Dialogue is indeed the best way to improve any kind of relationship, giving each individual the opportunity to explain their respective positions: another example of “detournement” (referred toabove, talking about my banknote collection), to be intended as a change of perspective of a determined situation.
In the last few years, I have taken part in the global artwork of the Third Paradise by Michelangelo Pistoletto, aiming at raising awareness on the necessity to work together to save our planet, in line with the Sustainable Development Goals.
The SDGs were publicly presented (probably for the very first time) by Cittadellarte in Cuba on 24 November 2014, during the first Forum of the Art of Demopraxy, where the term “praxis” (i.e. “doing”) replaces the term “kratos” (i.e. “power”). In 2014, in parallel, the United Nations selected the Third Paradise as the symbol of (i) their 75th anniversary and (ii) the global challenge to be faced by all countries, necessarily united.
As an Ambassador of the Third Paradise, I promote on a daily basis the interaction of art with all possible fields of our society with the view of “doing”, mainly to implement the UN Agenda 2030, atthe same inspired by the co–creative process of the Inner Development Goals.

The basis of our global project is well represented in the picture above, which shows the formula of trinamics, promoting dialogue and cooperation among all of us (“noi”).
At the 1968 Venice Biennale, Michelangelo invited people to collaborate with him, for collaboration meaning “a non–competitive human relationship, a deep and perceptive understanding of each other. Releasing a part of myself to anyone who wishes to release a part of themselves is the artwork I am interested in”.

In his “The Formula of Creation”, published in these days, Michelangelo confirms that “demopratic art does not subvert but regenerates, harmonises and interconnects any form of existing government”*.
Dialogue, art and humour remain the three pillars of my inner development, as in–house counsel as well as a passionate of contemporary art, hoping that said pillars are somehow reflected in my suggestions on how to possibly improve the implementation of the UN 2030 Agenda.
A final invitation: enter into art through Michelangelo’s “Door – Art Sign”, contextually following the Inner Development Goals in order to demopractically implement the Sustainable Development Goals, thus participating in the global project of the Third Paradise.

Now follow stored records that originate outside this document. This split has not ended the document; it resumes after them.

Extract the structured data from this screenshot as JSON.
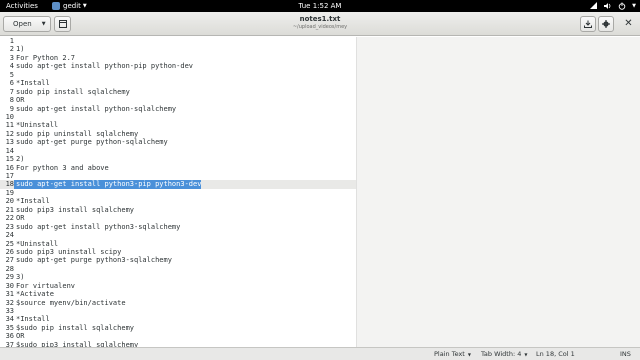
{
  "topbar": {
    "activities": "Activities",
    "app_name": "gedit",
    "clock": "Tue  1:52 AM"
  },
  "header": {
    "open_label": "Open",
    "title": "notes1.txt",
    "subtitle": "~/upload_videos/mey"
  },
  "editor": {
    "lines": [
      {
        "n": "1",
        "t": ""
      },
      {
        "n": "2",
        "t": "1)"
      },
      {
        "n": "3",
        "t": "For Python 2.7"
      },
      {
        "n": "4",
        "t": "sudo apt-get install python-pip python-dev"
      },
      {
        "n": "5",
        "t": ""
      },
      {
        "n": "6",
        "t": "*Install"
      },
      {
        "n": "7",
        "t": "sudo pip install sqlalchemy"
      },
      {
        "n": "8",
        "t": "OR"
      },
      {
        "n": "9",
        "t": "sudo apt-get install python-sqlalchemy"
      },
      {
        "n": "10",
        "t": ""
      },
      {
        "n": "11",
        "t": "*Uninstall"
      },
      {
        "n": "12",
        "t": "sudo pip uninstall sqlalchemy"
      },
      {
        "n": "13",
        "t": "sudo apt-get purge python-sqlalchemy"
      },
      {
        "n": "14",
        "t": ""
      },
      {
        "n": "15",
        "t": "2)"
      },
      {
        "n": "16",
        "t": "For python 3 and above"
      },
      {
        "n": "17",
        "t": ""
      },
      {
        "n": "18",
        "t": "sudo apt-get install python3-pip python3-dev",
        "selected": true
      },
      {
        "n": "19",
        "t": ""
      },
      {
        "n": "20",
        "t": "*Install"
      },
      {
        "n": "21",
        "t": "sudo pip3 install sqlalchemy"
      },
      {
        "n": "22",
        "t": "OR"
      },
      {
        "n": "23",
        "t": "sudo apt-get install python3-sqlalchemy"
      },
      {
        "n": "24",
        "t": ""
      },
      {
        "n": "25",
        "t": "*Uninstall"
      },
      {
        "n": "26",
        "t": "sudo pip3 uninstall scipy"
      },
      {
        "n": "27",
        "t": "sudo apt-get purge python3-sqlalchemy"
      },
      {
        "n": "28",
        "t": ""
      },
      {
        "n": "29",
        "t": "3)"
      },
      {
        "n": "30",
        "t": "For virtualenv"
      },
      {
        "n": "31",
        "t": "*Activate"
      },
      {
        "n": "32",
        "t": "$source myenv/bin/activate"
      },
      {
        "n": "33",
        "t": ""
      },
      {
        "n": "34",
        "t": "*Install"
      },
      {
        "n": "35",
        "t": "$sudo pip install sqlalchemy"
      },
      {
        "n": "36",
        "t": "OR"
      },
      {
        "n": "37",
        "t": "$sudo pip3 install sqlalchemy"
      }
    ]
  },
  "status": {
    "language": "Plain Text",
    "tab_width": "Tab Width: 4",
    "position": "Ln 18, Col 1",
    "mode": "INS"
  },
  "colors": {
    "selection": "#4a90d9",
    "topbar": "#000000"
  }
}
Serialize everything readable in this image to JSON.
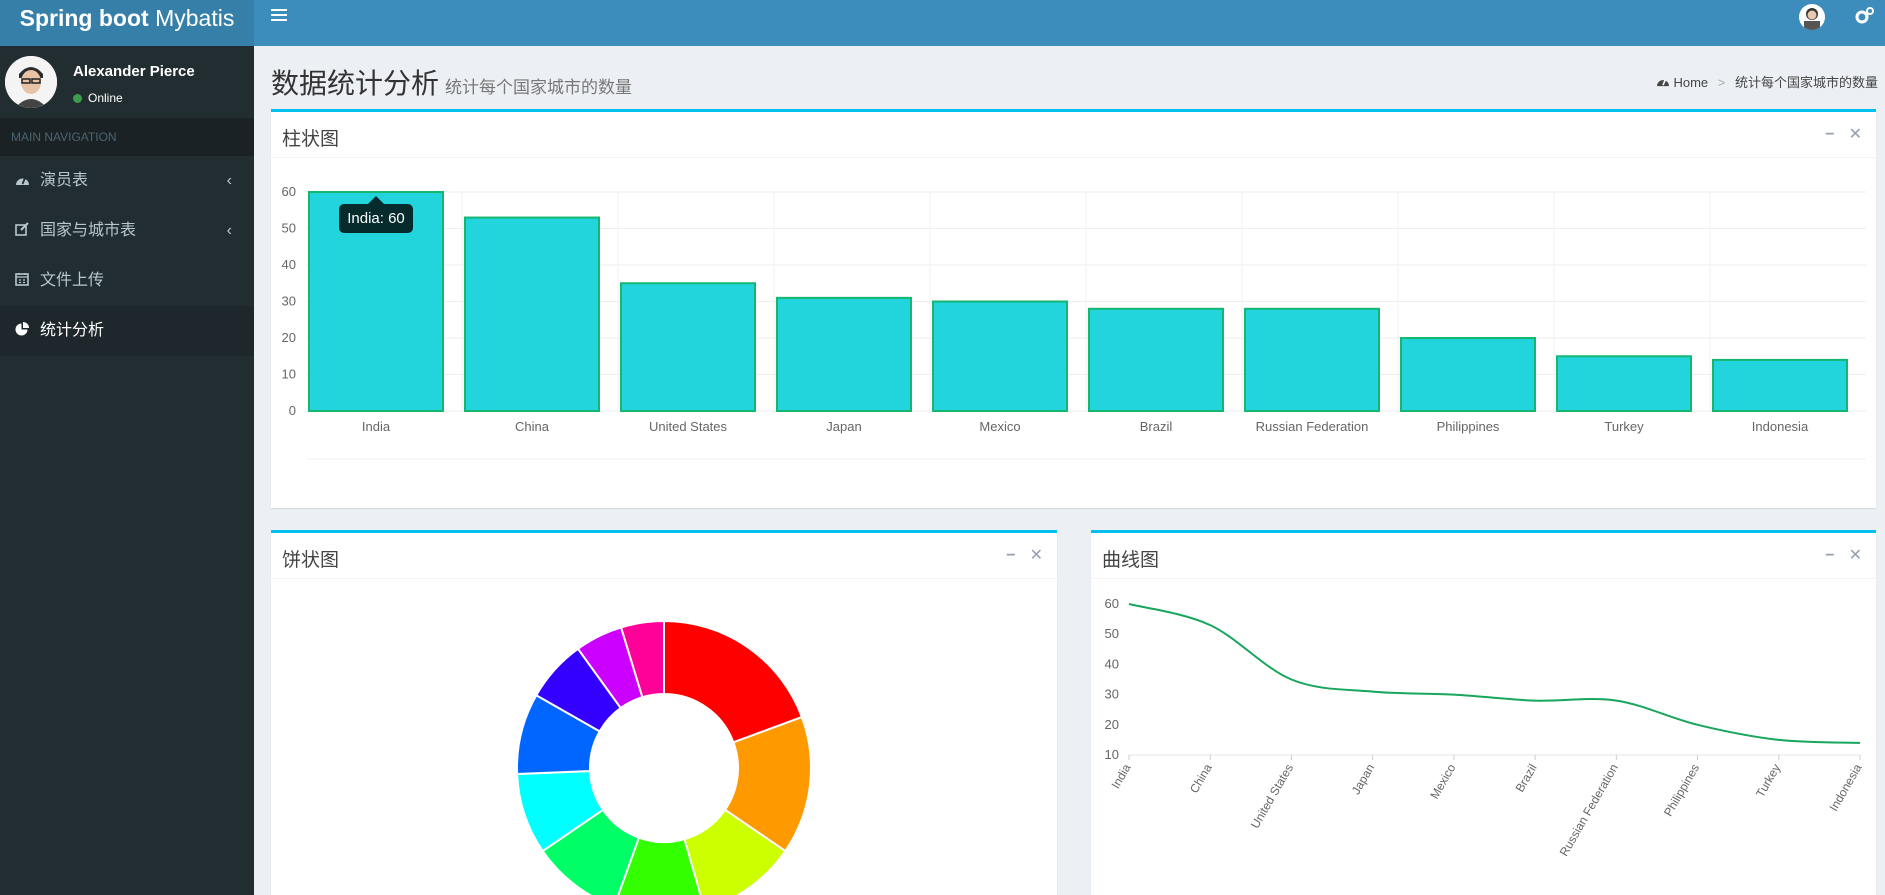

1 Michelangelo Pistoletto, La formula della creazione, curated by Chiara Belliti and Ruggero Poi, Edizioni Cittadellarte, 2022
3 See
The summary of the report reads: “Over the past two decades, there has been a major increase in research into the effects of the arts on health and well-being, alongside developments in practice and policy activities in different countries across the WHO European Region and further afield. This report synthesizes the global evidence on the role of the arts in improving health and well-being, with a specific focus on the WHO European Region. Results from over 3000 studies identified a major role for the arts in the prevention of ill health, promotion of health, and management and treatment of illness across the lifespan. The reviewed evidence included study designs such as uncontrolled pilot studies, case studies, small-scale cross-sectional surveys, nationally representative longitudinal cohort studies, community-wide ethnographies and randomized controlled trials from diverse disciplines. The beneficial impact of the arts could be furthered through acknowledging and acting on the growing evidence base; promoting arts engagement at the individual, local and national levels; and supporting cross-sectoral collaboration”.
6 See for example “Leggere è respirare, è divenire – Scritti di Olafur Eliasson”, Christian Marinotti Edizioni, 2021, page 73.
7 Michelangelo Pistoletto, “La formula della creazione”, Edizioni Cittadellarte, 2022, page 340.